I recently consulted on an MPLS-migration project. I have witnessed a large migration several years ago and was glad to see the improvements in the technology.
MPLS, or multi-protocol label switching, is a wide-area network service offering from telcos. Considering MPLS in the context of the OSI model, it operates kind of at layer 2.5 (Hey, Cisco said it, not me). It uses data-link layer MAC address technology but inserts labels in each packet which allow layer 2 devices to route to the correct destination. Thus the “label switching” part of the name. It is “multi-protocol” because it works with the multiple protocols of TCPIP and frame relay and ATM protocols which provides great flexibility when integrating legacy applications. It’s also designed with QoS (Quality of Service) technology which lends itself to latency-sensitive applications like VoIP and video. The MPLS product also allows for maximum flexibility in provisioning. An increase in bandwidth does not mean installation of a new circuit.

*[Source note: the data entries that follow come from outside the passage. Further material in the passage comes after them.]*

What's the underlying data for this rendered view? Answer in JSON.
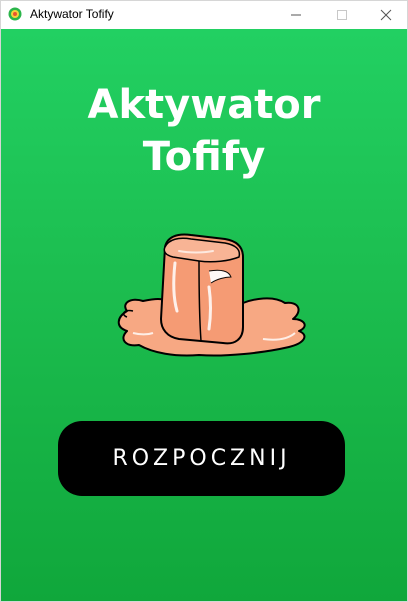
{
  "window": {
    "title": "Aktywator Tofify",
    "icon": "app-logo-icon",
    "controls": [
      "minimize-icon",
      "maximize-icon",
      "close-icon"
    ]
  },
  "main": {
    "heading_line1": "Aktywator",
    "heading_line2": "Tofify",
    "illustration": "melting-ice-cube-icon",
    "start_button_label": "ROZPOCZNIJ"
  },
  "colors": {
    "background_top": "#22d062",
    "background_bottom": "#10a73b",
    "heading_text": "#ffffff",
    "button_background": "#000000",
    "button_text": "#ffffff",
    "ice_cube": "#f7a883"
  }
}
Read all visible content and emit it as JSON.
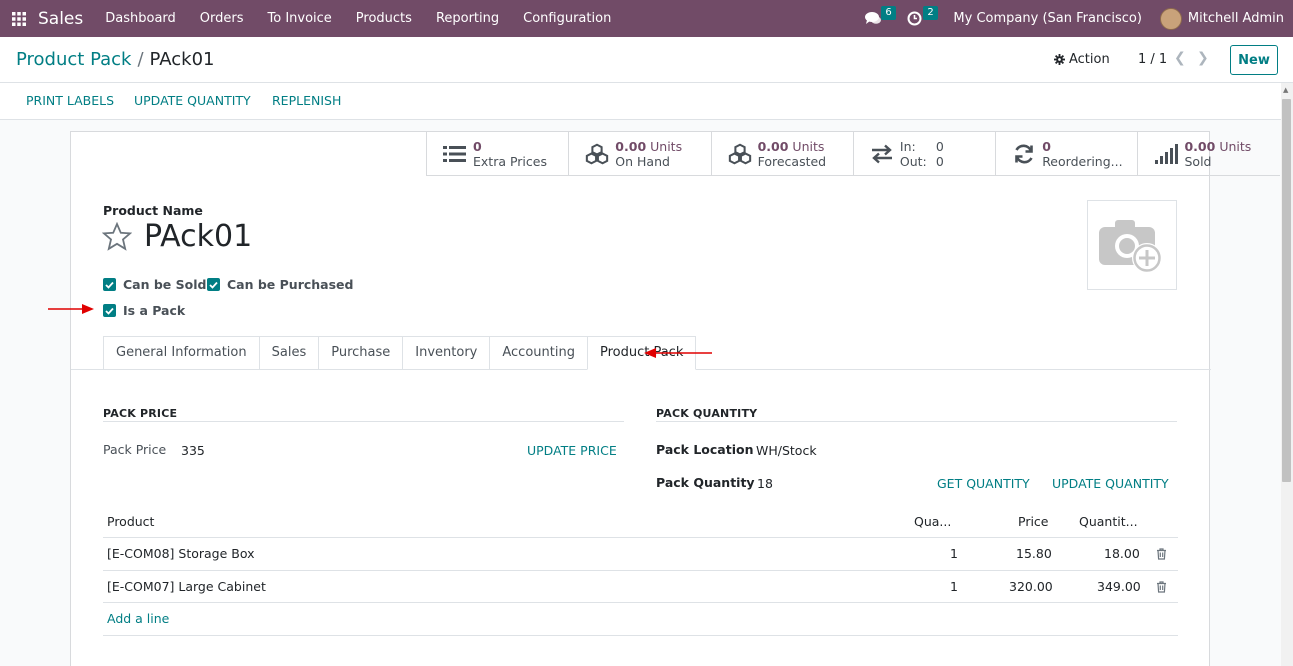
{
  "navbar": {
    "app_name": "Sales",
    "menu": [
      "Dashboard",
      "Orders",
      "To Invoice",
      "Products",
      "Reporting",
      "Configuration"
    ],
    "messages_count": "6",
    "activities_count": "2",
    "company": "My Company (San Francisco)",
    "user": "Mitchell Admin"
  },
  "control_panel": {
    "breadcrumb_parent": "Product Pack",
    "breadcrumb_sep": "/",
    "breadcrumb_current": "PAck01",
    "action_label": "Action",
    "pager": "1 / 1",
    "new_label": "New"
  },
  "statusbar": {
    "print_labels": "PRINT LABELS",
    "update_quantity": "UPDATE QUANTITY",
    "replenish": "REPLENISH"
  },
  "smart_buttons": [
    {
      "icon": "list-icon",
      "value": "0",
      "unit": "",
      "label": "Extra Prices"
    },
    {
      "icon": "cubes-icon",
      "value": "0.00",
      "unit": "Units",
      "label": "On Hand"
    },
    {
      "icon": "cubes-icon",
      "value": "0.00",
      "unit": "Units",
      "label": "Forecasted"
    },
    {
      "icon": "exchange-icon",
      "in_label": "In:",
      "in_value": "0",
      "out_label": "Out:",
      "out_value": "0"
    },
    {
      "icon": "refresh-icon",
      "value": "0",
      "unit": "",
      "label": "Reordering..."
    },
    {
      "icon": "signal-icon",
      "value": "0.00",
      "unit": "Units",
      "label": "Sold"
    }
  ],
  "form": {
    "product_name_label": "Product Name",
    "product_name": "PAck01",
    "can_be_sold": "Can be Sold",
    "can_be_purchased": "Can be Purchased",
    "is_a_pack": "Is a Pack"
  },
  "tabs": [
    "General Information",
    "Sales",
    "Purchase",
    "Inventory",
    "Accounting",
    "Product Pack"
  ],
  "active_tab": "Product Pack",
  "pack_price": {
    "title": "PACK PRICE",
    "label": "Pack Price",
    "value": "335",
    "update_price": "UPDATE PRICE"
  },
  "pack_quantity": {
    "title": "PACK QUANTITY",
    "location_label": "Pack Location",
    "location_value": "WH/Stock",
    "quantity_label": "Pack Quantity",
    "quantity_value": "18",
    "get_quantity": "GET QUANTITY",
    "update_quantity": "UPDATE QUANTITY"
  },
  "lines": {
    "headers": [
      "Product",
      "Qua...",
      "Price",
      "Quantit..."
    ],
    "rows": [
      {
        "product": "[E-COM08] Storage Box",
        "qty": "1",
        "price": "15.80",
        "quantity": "18.00"
      },
      {
        "product": "[E-COM07] Large Cabinet",
        "qty": "1",
        "price": "320.00",
        "quantity": "349.00"
      }
    ],
    "add_line": "Add a line"
  },
  "colors": {
    "brand": "#714b67",
    "accent": "#017e84",
    "arrow": "#e00000"
  }
}
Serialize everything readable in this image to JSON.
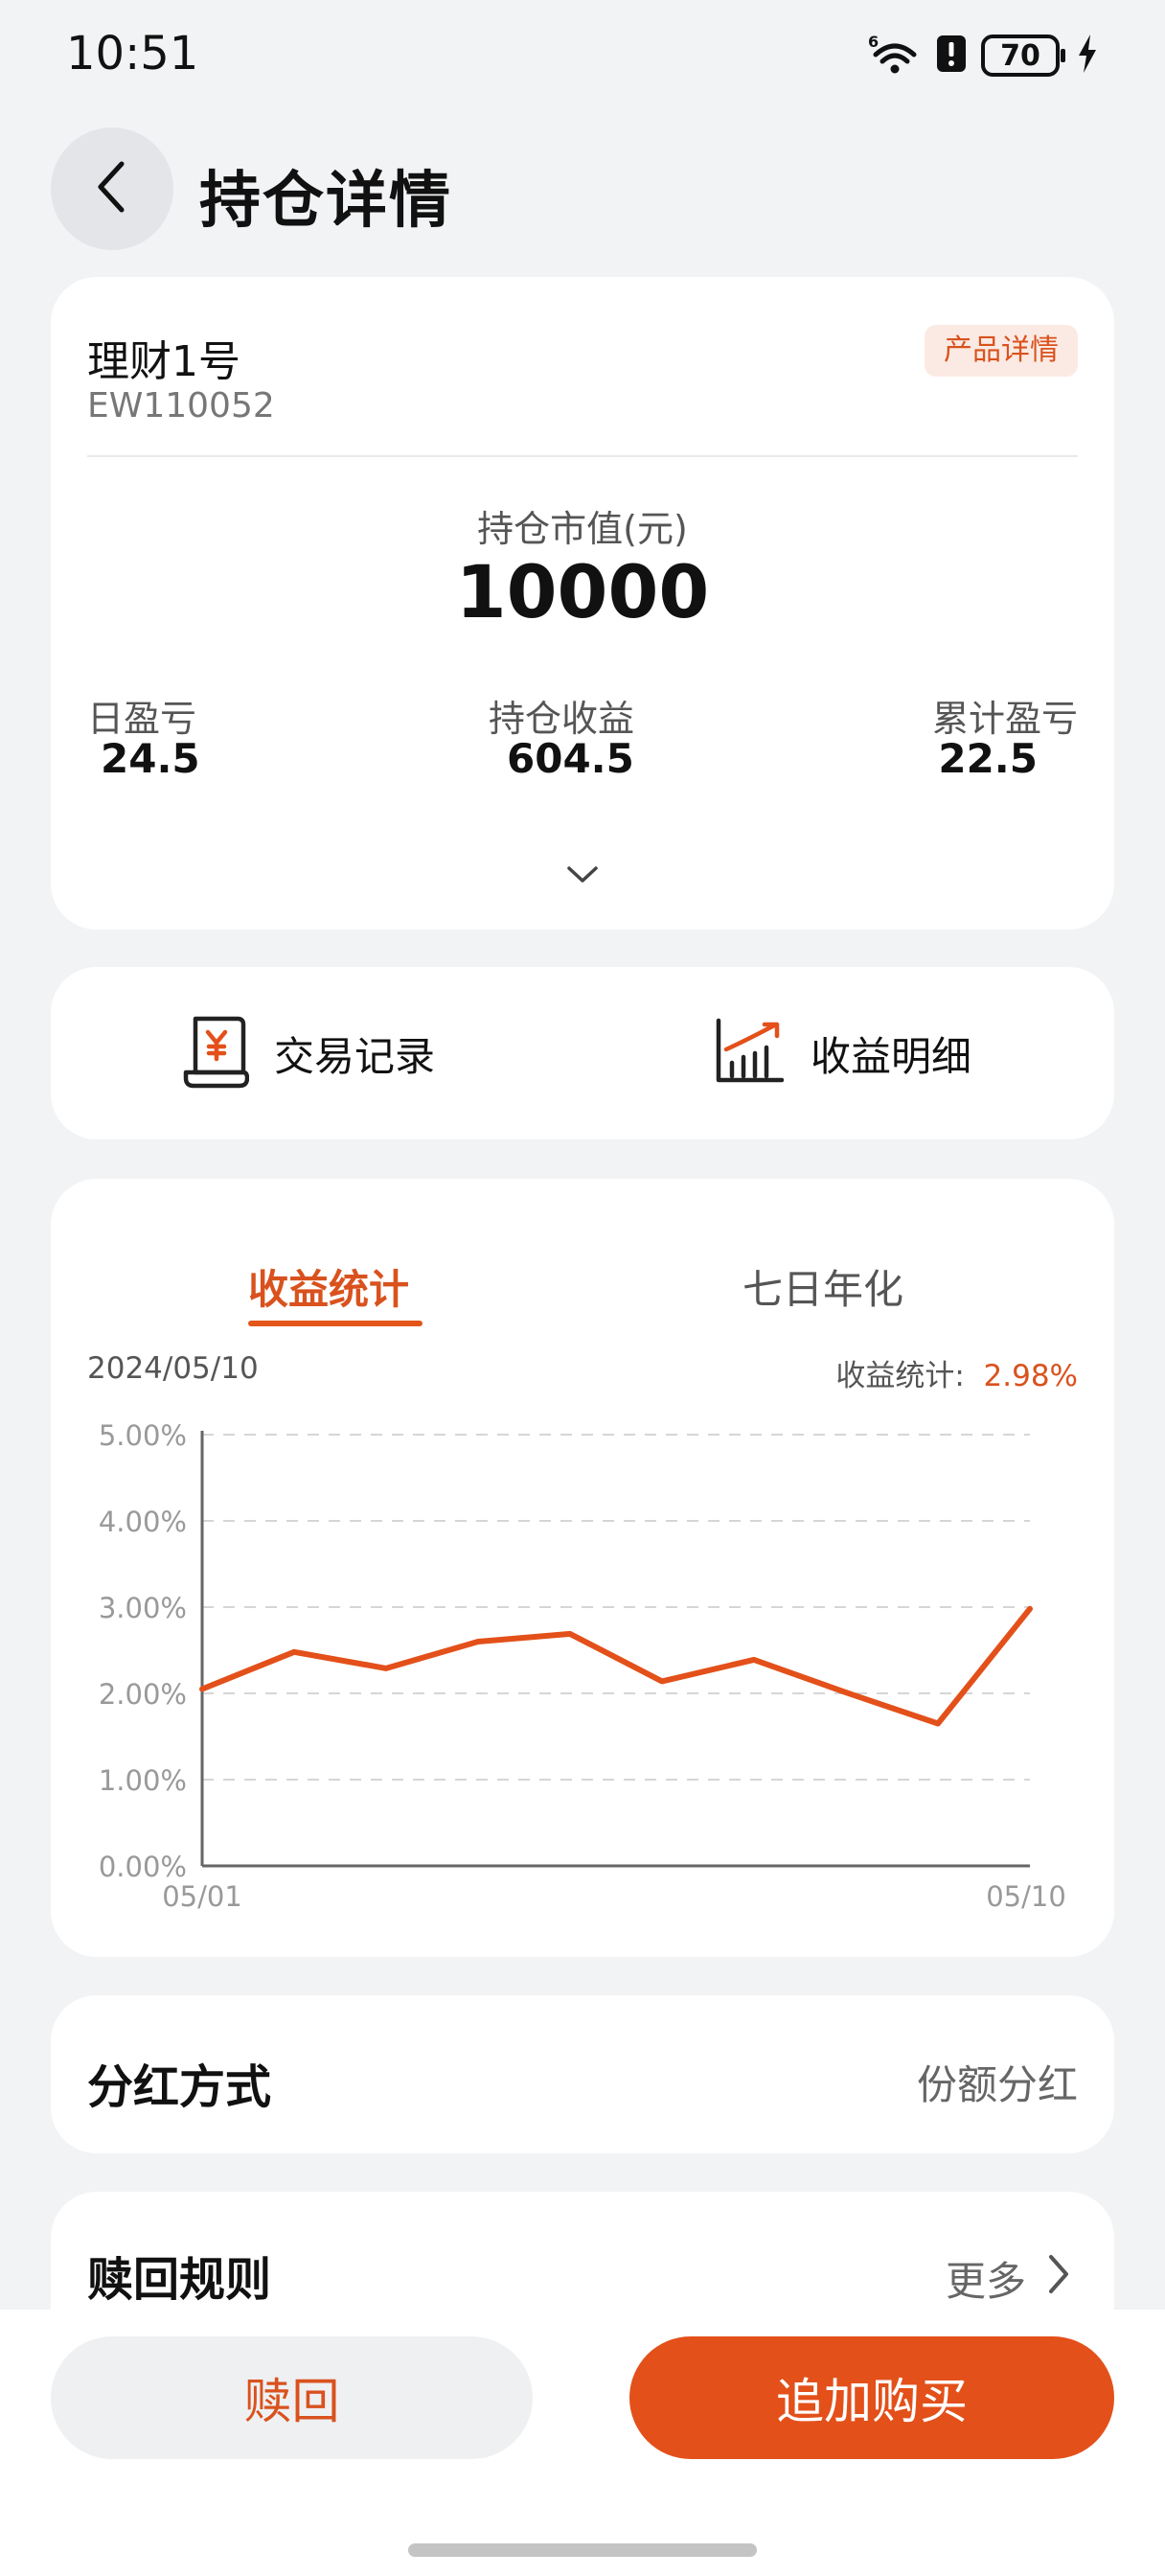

MPLS is a nice product, but it is expensive. For your Fortune 500 companies, it is a no-brainer. For this client I referenced, they are non-profit and getting some great discounts, but not everyone will have those options. I recently worked for a smaller company with about 70 locations. There was no way I could have sold MPLS service offering to business management. Broadband VPN was cheap and did the job just fine for limited data sharing which was really all the sites needed. For the typical IT manager at an SMB, the current MPLS offering is an excellent large-scale example of where you should choose technology that’s right for the particular organization over that which is just really cool. Unless your sites are tightly controlled from a headquarters location, run VOIP and video conferencing, the business case is just not there.